PROBLEM DESCRIPTION:
Extract all lines in the data that contain the word "kind".

PROVIDED DATA:
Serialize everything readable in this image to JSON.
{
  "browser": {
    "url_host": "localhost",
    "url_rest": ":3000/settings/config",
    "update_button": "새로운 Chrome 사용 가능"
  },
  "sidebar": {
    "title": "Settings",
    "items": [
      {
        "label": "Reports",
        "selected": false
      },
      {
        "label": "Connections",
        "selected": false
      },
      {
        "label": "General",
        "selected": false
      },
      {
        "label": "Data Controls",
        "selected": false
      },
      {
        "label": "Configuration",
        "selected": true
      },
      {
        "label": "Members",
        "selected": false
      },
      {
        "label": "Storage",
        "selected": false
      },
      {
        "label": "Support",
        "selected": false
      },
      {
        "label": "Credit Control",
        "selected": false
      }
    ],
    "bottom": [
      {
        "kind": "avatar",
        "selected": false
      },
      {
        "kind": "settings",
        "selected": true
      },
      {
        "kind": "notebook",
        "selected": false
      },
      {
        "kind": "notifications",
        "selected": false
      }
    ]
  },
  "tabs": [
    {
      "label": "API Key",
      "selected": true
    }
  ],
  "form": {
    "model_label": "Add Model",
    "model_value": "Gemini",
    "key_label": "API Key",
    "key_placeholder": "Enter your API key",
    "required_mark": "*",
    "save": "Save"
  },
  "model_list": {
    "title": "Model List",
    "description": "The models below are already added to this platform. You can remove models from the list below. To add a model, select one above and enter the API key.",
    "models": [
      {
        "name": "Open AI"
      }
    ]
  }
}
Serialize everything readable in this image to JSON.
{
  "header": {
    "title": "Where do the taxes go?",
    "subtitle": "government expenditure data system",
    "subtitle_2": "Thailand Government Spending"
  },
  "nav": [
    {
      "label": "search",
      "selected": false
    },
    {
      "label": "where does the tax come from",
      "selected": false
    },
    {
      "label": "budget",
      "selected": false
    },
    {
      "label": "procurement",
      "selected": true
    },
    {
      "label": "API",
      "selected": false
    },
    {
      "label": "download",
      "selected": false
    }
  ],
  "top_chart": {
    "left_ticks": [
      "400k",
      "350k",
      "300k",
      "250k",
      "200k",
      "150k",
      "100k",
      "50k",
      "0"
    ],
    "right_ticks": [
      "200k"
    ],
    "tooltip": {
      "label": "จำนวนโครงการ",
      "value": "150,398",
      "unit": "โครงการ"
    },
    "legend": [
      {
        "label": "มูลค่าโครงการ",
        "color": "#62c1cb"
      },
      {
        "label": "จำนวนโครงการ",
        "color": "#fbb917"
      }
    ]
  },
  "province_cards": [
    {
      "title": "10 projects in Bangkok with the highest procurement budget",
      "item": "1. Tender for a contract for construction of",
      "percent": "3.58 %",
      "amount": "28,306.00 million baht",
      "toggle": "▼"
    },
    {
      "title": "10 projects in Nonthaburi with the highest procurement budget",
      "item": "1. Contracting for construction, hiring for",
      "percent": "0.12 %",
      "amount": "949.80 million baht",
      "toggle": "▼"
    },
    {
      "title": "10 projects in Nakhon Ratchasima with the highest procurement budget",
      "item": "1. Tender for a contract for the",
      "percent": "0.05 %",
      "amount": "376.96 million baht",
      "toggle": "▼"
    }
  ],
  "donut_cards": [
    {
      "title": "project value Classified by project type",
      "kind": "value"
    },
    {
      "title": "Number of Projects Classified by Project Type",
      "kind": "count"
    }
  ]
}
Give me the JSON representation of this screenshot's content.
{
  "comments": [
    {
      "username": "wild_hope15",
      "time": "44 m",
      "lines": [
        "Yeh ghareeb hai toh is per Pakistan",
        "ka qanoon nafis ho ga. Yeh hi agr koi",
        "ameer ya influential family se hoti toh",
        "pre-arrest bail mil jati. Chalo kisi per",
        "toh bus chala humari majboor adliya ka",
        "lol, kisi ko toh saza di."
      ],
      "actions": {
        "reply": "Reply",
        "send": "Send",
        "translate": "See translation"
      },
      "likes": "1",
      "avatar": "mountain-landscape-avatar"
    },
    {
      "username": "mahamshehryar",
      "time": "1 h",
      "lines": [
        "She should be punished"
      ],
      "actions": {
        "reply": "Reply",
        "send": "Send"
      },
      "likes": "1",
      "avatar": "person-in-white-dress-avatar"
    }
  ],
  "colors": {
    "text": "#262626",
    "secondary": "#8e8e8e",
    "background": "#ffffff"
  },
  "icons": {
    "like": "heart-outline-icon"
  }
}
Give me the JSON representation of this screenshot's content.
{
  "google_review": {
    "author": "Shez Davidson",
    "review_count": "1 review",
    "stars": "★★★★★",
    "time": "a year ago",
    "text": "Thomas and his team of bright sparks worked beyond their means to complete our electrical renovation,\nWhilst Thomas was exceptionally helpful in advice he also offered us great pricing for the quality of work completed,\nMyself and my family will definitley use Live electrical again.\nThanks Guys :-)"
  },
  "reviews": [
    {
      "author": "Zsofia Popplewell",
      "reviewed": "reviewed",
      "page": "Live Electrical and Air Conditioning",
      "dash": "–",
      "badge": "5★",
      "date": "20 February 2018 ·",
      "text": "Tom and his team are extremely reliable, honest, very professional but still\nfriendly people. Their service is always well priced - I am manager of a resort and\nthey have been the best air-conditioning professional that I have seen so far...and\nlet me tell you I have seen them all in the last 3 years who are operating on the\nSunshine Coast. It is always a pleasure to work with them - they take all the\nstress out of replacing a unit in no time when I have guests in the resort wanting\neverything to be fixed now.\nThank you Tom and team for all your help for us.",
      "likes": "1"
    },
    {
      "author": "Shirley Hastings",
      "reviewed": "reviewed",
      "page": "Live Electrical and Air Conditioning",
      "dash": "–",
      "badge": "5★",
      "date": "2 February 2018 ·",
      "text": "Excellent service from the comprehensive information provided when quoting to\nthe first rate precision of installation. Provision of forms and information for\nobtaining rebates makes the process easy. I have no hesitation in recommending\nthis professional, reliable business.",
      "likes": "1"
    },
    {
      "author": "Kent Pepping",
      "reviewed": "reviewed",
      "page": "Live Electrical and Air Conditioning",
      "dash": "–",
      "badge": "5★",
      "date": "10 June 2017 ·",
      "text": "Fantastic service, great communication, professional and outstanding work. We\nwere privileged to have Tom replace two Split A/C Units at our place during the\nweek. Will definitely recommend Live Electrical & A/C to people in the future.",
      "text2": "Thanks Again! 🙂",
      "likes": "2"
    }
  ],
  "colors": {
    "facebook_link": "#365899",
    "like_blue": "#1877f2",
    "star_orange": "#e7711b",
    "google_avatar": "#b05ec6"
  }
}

RESPONSE TO THIS TASK:
        "kind": "avatar",
        "kind": "settings",
        "kind": "notebook",
        "kind": "notifications",
      "kind": "value"
      "kind": "count"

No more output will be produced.